Are you going to study abroad? Considering it but don’t know where to start? Afraid of the cost? Worried about something so different? Do your parents wish for you not to go? Never fear! Study abroad can be such a rewarding experience, but getting advice on it is essential for a good time. Here are some things I wish I knew before heading across the Atlantic. 

Nothing will be like how you imagine, everything will be worth it.

Being the dreamer I am, I have an active imagination. This combined with my love for film and a nice love story montage made me dream of my study abroad like some fashion commercial or indie movie. The reality was much more surreal. I was alone more than I thought I would be, which was great, but sometimes was awkward when I had to ask a stranger to snap that Instagram worthy pic. You may not always have the money to eat at the Café de Flore in Paris or the Jubilee Tea Salon in London.
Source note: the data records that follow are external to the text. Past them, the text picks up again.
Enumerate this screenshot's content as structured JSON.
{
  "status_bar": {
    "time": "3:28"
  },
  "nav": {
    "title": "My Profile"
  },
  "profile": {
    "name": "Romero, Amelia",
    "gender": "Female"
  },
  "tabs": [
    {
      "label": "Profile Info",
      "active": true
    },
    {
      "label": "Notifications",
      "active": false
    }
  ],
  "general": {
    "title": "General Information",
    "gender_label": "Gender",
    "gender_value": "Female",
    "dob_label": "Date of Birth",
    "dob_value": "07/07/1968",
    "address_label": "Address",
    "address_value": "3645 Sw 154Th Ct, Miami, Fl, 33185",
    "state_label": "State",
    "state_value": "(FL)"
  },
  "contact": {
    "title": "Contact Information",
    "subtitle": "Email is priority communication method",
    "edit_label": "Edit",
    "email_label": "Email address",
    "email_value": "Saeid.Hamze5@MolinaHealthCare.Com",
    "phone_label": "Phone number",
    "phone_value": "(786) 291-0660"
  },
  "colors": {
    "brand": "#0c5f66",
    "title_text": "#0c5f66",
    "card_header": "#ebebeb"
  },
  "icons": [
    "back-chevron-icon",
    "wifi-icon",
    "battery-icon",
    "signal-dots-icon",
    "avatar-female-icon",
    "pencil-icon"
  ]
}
After long nights of studying, I ate more Subway and Tesco salads than I care to admit. You will feel so weird the first few weeks, it can take months to adjust to a foreign land (which is why I highly recommend staying a year if you want a true experience). But this doesn’t have to be a bad thing. Being alone while traveling can seem a bit scary, but it gave me the option to do things at my pace. I wasn’t on anyone else’s time. Having to ask a stranger to snap a pic usually led to having a new acquaintance. 
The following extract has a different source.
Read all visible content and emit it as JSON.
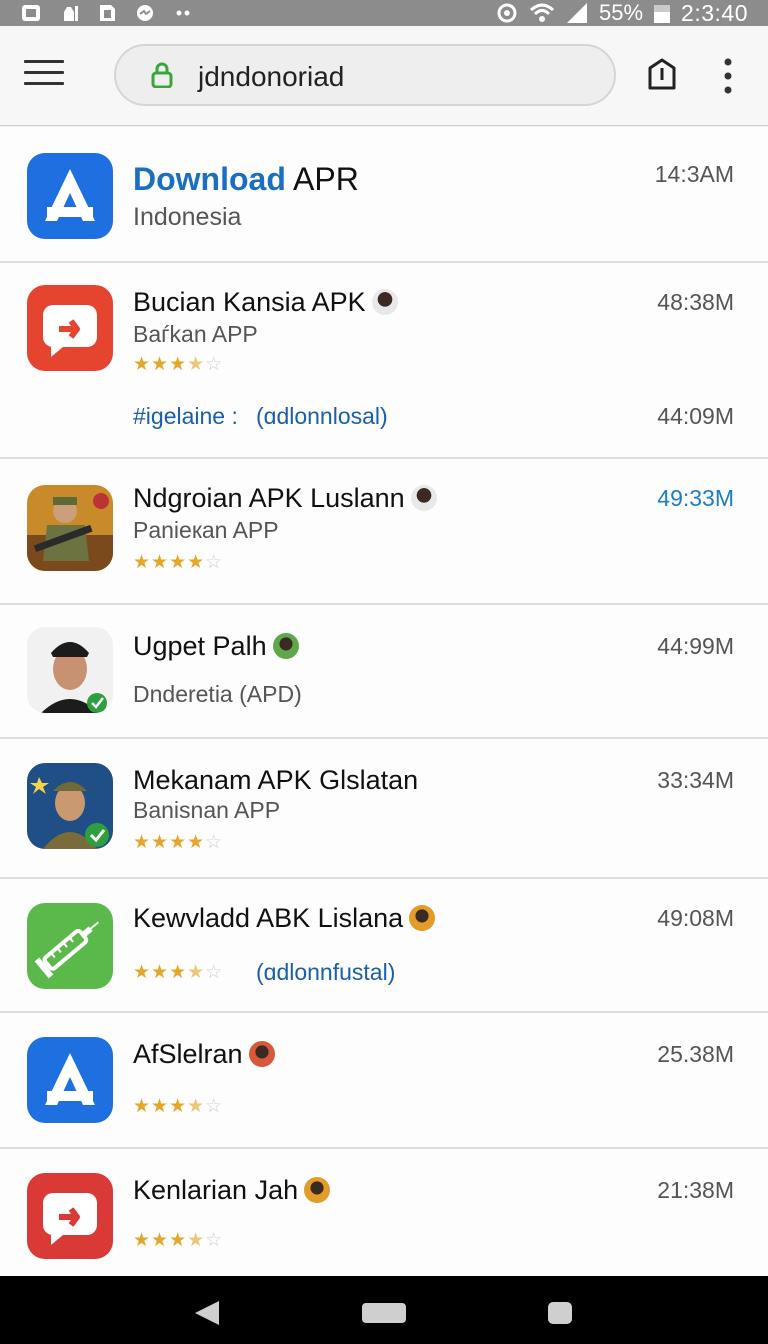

You may not always be friends with the people from your school.

As with roommates, much of pop culture romanticizes the idea of being with someone for so long. In reality, roommates can just be people you happen to share a space with. Likewise, you can perhaps only talk to the people in your exchange when you need to. Or, in the tragedy of my case, get to know the people who go over with you only to fall out and go your separate ways due to inconsolable differences. I think the biggest mistake I made was indeed romanticizing this relationship. I saw these people as the only family I had here, so I felt like I HAD to make it work with them. It’s great if you all have a connection and have things in common and you really feel at home with them. But even after a few weeks if you feel like you’re forcing it or dragging yourself to be with them, just cut it. It doesn’t mean that you can’t be cordial with them, but a lot of my sanity would have been saved if I had not tried so hard to build a relationship with people who were not compatible with me.

Budget or be sorry
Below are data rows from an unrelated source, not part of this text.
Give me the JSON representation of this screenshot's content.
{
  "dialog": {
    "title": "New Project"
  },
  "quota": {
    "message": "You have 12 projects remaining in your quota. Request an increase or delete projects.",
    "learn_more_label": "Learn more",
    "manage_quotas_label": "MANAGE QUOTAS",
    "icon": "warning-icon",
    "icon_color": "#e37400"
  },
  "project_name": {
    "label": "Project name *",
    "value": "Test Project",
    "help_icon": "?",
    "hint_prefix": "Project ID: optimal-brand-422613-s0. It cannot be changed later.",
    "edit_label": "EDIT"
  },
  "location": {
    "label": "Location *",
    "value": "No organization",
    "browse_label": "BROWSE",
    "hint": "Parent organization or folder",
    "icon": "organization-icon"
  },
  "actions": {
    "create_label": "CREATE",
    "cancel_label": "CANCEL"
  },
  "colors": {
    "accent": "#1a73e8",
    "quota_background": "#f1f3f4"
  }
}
Let’s be real: you always get bougie when you’re in a new place. In my case, I had thousands, the most money I had ever in my entire life, at my disposal. This, of course, had to be spent on my accommodation (In the UK you pay for your housing in three installments after you’ve moved in) but I was buying impulsively. Now I have to admit you will most likely do this when you first get there – jet lag can cause you to be quiet impatient and tired, so you usually just buy the first thing you see. This is normal, you haven’t had time to explore the other stores and price compare. But after you have settled in and are able to think without wanting to sleep every minute, I would say check out the nearest dollar store or something for stuff for your dorm. You are, of course only going to use most of the stuff for the year before donating it, so there’s no need to invest in a premium kitchen set unless you’ll have the money to send it back to your home (which will most likely be more than 100 dollars). For me, in England, Wilko, Pound Land, Tesco, Ikea, and PRIMARK were my best friends.

I would say set money aside from your housing after you buy stuff for your place, or you will be sorry. In America we don’t have to worry about this as we pay upfront, but if your exchange is like this see if you can pay at least most of it so you know how much you will have. Try to use cash so you see how much you’re spending. Unless your study abroad is on a very tight schedule, like perhaps one on spring break, you should absolutely travel out and see other parts of the country and the continent you’re on. Make sure you plan for travel and set aside money for that so you’re not digging into your savings. Never go back home absolutely broke.

That’s all for now collegiates, but no need to fear this is just the start! There is more to cover, from being homesick, to how to afford going abroad. While I am not sure how many pieces will be in this study abroad series, part two will definitely be coming soon! 


Makeda Phillips is a writer with too many dreams to count. Born and raised in Atlanta, Georgia, she attempts to weave humor, integrity, and beauty through her work. Her poems have been published in Vox Teen Newspaper, GSU's Underground, The Wren's Nest's teen journal Smoke Signals, Georgia's Best Emerging Poets, Northumbria University's magazine The Edge, and her first play, 2.97, was produced by the Northumbria Drama Society in Newcastle, England. Makeda is currently studying English and Art History at Georgia State University. She plans to take over the world upon graduation, or whatever people do with their degrees nowadays.
The GSU chapter of Her Campus